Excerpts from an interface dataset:

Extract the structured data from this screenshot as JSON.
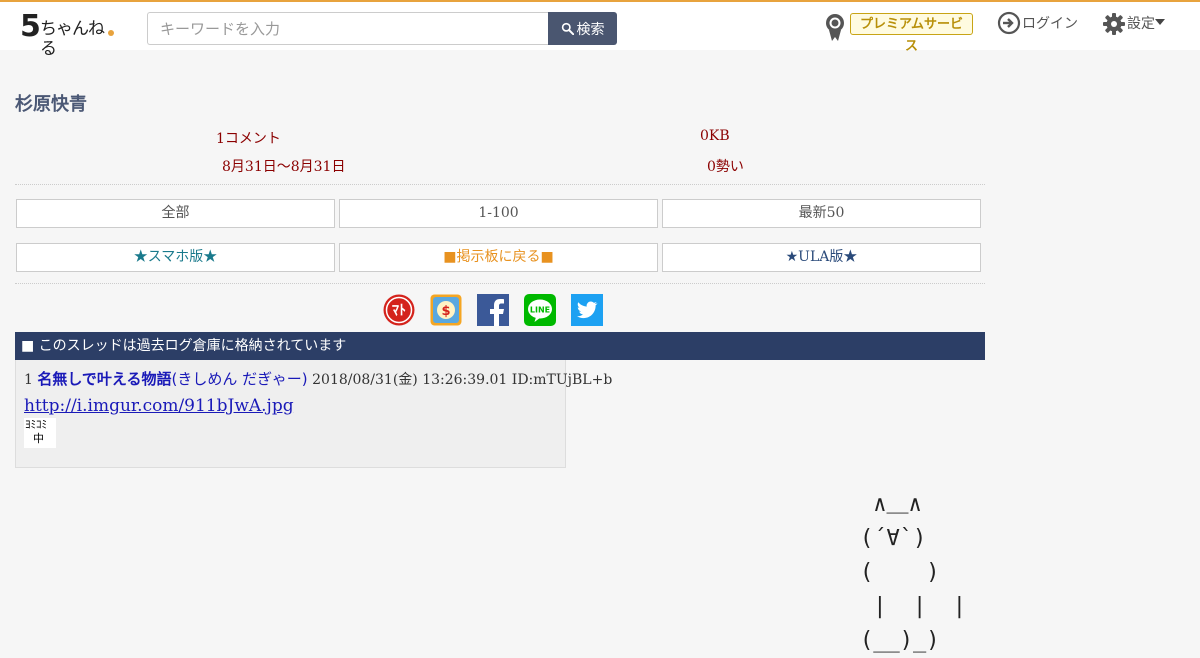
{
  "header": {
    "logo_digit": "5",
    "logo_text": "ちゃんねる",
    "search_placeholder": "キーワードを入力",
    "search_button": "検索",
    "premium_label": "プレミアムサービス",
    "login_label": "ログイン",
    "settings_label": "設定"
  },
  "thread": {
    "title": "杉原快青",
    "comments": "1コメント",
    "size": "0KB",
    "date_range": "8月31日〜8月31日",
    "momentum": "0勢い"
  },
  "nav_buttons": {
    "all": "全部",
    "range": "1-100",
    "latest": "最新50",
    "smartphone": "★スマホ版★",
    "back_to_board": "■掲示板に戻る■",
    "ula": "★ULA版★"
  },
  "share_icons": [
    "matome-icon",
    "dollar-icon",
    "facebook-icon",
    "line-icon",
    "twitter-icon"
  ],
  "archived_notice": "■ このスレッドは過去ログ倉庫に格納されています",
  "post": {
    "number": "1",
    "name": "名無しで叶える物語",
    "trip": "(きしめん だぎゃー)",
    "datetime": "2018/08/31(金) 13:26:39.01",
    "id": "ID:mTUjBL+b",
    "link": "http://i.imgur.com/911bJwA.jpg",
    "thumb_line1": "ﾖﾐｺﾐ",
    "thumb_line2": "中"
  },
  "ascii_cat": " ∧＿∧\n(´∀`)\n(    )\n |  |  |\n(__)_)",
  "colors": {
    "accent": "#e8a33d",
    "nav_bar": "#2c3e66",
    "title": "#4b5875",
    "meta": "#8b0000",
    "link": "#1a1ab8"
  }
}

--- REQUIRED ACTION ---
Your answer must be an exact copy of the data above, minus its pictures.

--- YOUR RESPONSE ---
Extract the structured data from this screenshot as JSON.
{
  "header": {
    "logo_digit": "5",
    "logo_text": "ちゃんねる",
    "search_placeholder": "キーワードを入力",
    "search_button": "検索",
    "premium_label": "プレミアムサービス",
    "login_label": "ログイン",
    "settings_label": "設定"
  },
  "thread": {
    "title": "杉原快青",
    "comments": "1コメント",
    "size": "0KB",
    "date_range": "8月31日〜8月31日",
    "momentum": "0勢い"
  },
  "nav_buttons": {
    "all": "全部",
    "range": "1-100",
    "latest": "最新50",
    "smartphone": "★スマホ版★",
    "back_to_board": "■掲示板に戻る■",
    "ula": "★ULA版★"
  },
  "share_icons": [
    "matome-icon",
    "dollar-icon",
    "facebook-icon",
    "line-icon",
    "twitter-icon"
  ],
  "archived_notice": "■ このスレッドは過去ログ倉庫に格納されています",
  "post": {
    "number": "1",
    "name": "名無しで叶える物語",
    "trip": "(きしめん だぎゃー)",
    "datetime": "2018/08/31(金) 13:26:39.01",
    "id": "ID:mTUjBL+b",
    "link": "http://i.imgur.com/911bJwA.jpg",
    "thumb_line1": "ﾖﾐｺﾐ",
    "thumb_line2": "中"
  },
  "ascii_cat": " ∧＿∧\n(´∀`)\n(    )\n |  |  |\n(__)_)",
  "colors": {
    "accent": "#e8a33d",
    "nav_bar": "#2c3e66",
    "title": "#4b5875",
    "meta": "#8b0000",
    "link": "#1a1ab8"
  }
}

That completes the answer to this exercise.